--- Directions for this task ---
Copy every line from the records below that carries the word "photo".
[Records to use]
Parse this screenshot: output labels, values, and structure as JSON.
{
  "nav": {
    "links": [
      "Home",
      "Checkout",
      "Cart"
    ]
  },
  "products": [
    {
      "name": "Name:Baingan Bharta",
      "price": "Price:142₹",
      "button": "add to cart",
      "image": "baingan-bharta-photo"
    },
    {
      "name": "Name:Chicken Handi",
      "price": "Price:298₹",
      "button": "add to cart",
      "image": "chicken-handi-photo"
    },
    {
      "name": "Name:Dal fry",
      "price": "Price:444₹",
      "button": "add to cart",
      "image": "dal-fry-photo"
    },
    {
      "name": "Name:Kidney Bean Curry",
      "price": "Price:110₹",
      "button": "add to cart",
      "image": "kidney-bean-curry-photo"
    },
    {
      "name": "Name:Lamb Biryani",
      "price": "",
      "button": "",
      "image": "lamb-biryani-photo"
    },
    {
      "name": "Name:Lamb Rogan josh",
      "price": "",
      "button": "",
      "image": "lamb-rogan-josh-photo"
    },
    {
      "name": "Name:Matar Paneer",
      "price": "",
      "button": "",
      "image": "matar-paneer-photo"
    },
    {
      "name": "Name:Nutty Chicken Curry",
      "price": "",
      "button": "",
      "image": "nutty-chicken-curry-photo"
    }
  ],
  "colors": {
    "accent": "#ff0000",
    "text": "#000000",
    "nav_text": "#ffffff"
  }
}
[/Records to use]
--- Result ---
      "image": "baingan-bharta-photo"
      "image": "chicken-handi-photo"
      "image": "dal-fry-photo"
      "image": "kidney-bean-curry-photo"
      "image": "lamb-biryani-photo"
      "image": "lamb-rogan-josh-photo"
      "image": "matar-paneer-photo"
      "image": "nutty-chicken-curry-photo"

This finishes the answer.